Activity
The number of lines holding "product" in the listing below is all you should give.

Stored data
++++++++++++++++++++
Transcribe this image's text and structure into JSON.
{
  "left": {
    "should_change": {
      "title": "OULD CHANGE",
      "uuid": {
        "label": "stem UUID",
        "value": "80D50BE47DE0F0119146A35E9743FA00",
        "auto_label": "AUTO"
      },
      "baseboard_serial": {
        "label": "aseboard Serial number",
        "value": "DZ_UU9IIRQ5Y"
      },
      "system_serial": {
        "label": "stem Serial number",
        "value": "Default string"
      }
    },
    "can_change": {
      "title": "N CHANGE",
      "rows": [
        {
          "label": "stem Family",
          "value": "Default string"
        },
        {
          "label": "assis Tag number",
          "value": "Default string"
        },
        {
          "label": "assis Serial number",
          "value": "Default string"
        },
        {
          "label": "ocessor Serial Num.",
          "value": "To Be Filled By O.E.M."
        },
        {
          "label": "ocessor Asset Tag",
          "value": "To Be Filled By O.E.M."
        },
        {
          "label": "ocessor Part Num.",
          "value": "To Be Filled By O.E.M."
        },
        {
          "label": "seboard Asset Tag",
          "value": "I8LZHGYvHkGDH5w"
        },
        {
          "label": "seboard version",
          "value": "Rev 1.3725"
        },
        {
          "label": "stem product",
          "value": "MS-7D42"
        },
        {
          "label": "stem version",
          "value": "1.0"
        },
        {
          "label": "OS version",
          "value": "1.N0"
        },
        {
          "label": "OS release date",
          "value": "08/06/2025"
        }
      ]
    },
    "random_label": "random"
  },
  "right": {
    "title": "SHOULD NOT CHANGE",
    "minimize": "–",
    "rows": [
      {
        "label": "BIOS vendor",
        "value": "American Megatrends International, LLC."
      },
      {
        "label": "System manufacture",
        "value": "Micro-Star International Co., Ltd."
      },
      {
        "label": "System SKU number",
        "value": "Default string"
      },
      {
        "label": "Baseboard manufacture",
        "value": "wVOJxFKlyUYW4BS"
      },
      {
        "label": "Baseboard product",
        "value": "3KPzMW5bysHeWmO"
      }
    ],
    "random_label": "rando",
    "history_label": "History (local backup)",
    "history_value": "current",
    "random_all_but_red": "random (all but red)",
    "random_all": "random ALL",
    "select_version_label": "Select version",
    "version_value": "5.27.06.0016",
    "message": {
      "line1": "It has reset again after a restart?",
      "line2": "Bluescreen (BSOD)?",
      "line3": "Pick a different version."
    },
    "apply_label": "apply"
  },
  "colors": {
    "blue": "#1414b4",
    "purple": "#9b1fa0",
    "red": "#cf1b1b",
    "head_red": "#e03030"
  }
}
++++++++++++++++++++
Response below
2